From MediaWiki
Jump to navigation Jump to search
This page is a translated version of the page Nachbehandlung and the translation is 100% complete.
Other languages:
Deutsch • ‎English • ‎español • ‎français



Unlike a tattoo, which basically skims the surface of your skin, piercings go much deeper. If you want yours to go on giving pleasure for many years to come, you must take the time to look after it.

Don’t change the piercing jewellery for the first four months, as this will place unnecessary stress on the wound and delay the healing process. If a crust forms on the hole, don’t scratch it off, as this may reopen the wound. If you absolutely have to get rid of it, try softening it with water under the shower so that it detaches of its own accord.

Otherwise, leave your new piercing alone. If you must touch it, wash your hands and only touch the balls of the ring or plug. Your hands are the number one breeding ground for bacteria. Pools, solariums and saunas also provide a favourable environment for microorganisms, and should be avoided until your piercing has fully healed. In many cases, you’ll need to be careful when engaging in strenuous exercise.

It’s also important to clean your piercing in the right way, ideally using a slightly damp Q-Tip and wound disinfectant. Do this twice a day, and then gently move the jewellery back and forth so that the disinfectant gets into the channel. Some piercers recommend using your own urine as a disinfectant. When you clean the jewellery, wash it thoroughly with water and make sure there are no bits of soap left behind.

If you have a mouth piercing, gently rinse it after meals with water or camomile tea.

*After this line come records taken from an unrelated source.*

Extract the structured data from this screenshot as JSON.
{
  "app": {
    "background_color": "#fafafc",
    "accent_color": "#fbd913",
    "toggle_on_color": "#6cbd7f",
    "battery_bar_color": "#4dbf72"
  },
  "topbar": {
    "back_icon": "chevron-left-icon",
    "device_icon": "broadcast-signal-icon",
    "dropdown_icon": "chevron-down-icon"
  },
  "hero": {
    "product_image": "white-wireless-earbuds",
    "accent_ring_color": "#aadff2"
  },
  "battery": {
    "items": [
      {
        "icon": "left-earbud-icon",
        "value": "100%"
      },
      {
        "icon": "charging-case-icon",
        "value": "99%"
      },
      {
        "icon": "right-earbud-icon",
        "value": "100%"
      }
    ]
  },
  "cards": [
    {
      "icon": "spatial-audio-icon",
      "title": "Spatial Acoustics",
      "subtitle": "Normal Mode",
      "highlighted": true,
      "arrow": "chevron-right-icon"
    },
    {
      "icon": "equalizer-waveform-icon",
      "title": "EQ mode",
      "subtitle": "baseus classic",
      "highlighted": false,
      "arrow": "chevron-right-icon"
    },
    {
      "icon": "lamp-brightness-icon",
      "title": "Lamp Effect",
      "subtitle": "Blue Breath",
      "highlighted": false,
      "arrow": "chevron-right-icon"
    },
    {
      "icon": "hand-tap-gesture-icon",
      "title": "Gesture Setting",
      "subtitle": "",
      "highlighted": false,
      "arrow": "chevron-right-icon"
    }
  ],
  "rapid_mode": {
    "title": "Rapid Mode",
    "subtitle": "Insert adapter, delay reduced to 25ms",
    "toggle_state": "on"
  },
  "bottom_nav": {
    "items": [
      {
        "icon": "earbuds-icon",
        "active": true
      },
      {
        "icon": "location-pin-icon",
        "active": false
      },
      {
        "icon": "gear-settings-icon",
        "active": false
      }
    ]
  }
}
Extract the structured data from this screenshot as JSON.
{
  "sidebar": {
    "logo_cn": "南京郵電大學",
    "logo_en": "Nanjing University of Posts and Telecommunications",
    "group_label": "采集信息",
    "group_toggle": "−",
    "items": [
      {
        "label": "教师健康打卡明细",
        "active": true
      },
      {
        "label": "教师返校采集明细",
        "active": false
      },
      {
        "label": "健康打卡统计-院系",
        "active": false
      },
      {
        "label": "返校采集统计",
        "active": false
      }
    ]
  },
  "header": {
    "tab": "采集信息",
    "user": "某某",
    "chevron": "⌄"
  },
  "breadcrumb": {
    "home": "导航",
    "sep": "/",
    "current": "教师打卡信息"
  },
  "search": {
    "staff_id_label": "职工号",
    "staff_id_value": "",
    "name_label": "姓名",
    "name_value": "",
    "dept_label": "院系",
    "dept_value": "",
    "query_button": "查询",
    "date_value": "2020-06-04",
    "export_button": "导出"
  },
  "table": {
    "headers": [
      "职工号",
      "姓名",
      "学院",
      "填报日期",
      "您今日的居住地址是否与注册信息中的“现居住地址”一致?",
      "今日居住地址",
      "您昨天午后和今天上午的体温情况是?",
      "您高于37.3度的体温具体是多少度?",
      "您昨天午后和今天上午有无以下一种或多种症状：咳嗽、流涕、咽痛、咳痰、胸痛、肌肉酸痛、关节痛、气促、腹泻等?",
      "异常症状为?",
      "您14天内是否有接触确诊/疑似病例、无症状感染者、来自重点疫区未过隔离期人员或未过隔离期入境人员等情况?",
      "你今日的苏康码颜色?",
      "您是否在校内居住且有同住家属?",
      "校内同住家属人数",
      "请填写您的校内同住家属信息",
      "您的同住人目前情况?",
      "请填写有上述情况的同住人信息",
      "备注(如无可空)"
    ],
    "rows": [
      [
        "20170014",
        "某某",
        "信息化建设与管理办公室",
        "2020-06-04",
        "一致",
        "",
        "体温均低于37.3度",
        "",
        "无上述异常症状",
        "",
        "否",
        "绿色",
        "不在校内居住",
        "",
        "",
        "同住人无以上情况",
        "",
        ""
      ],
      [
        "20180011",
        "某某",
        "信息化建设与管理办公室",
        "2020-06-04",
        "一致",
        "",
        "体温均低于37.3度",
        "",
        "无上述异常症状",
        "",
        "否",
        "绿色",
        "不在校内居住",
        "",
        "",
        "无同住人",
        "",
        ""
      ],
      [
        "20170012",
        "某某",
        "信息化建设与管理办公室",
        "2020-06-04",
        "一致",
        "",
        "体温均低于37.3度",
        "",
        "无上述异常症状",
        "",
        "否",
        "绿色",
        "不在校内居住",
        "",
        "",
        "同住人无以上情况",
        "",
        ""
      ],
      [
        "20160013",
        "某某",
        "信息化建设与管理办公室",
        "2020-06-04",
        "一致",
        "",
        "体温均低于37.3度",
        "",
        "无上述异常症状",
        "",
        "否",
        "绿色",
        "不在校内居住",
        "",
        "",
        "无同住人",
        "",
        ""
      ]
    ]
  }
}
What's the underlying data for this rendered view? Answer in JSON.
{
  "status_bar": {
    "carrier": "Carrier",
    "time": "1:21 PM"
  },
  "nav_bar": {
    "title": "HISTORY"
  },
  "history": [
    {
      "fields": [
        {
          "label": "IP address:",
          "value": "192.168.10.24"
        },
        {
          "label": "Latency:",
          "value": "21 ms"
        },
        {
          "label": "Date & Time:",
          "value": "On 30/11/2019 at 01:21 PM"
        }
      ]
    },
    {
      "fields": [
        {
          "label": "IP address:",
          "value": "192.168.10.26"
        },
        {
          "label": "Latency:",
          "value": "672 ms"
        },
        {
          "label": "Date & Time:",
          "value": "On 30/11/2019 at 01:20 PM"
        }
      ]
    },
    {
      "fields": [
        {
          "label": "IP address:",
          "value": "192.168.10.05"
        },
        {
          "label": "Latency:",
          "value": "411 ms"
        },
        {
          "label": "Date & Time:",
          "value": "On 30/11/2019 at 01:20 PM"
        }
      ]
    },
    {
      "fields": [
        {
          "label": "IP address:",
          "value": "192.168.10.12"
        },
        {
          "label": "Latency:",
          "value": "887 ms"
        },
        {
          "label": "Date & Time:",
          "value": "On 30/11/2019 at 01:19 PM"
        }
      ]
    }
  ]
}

And if yours is a genital piercing, you’ll need to refrain from sexual activity. Body fluids such as saliva, vaginal fluid and sperm increase the risk of infection. For more information see sex with a genital piercing.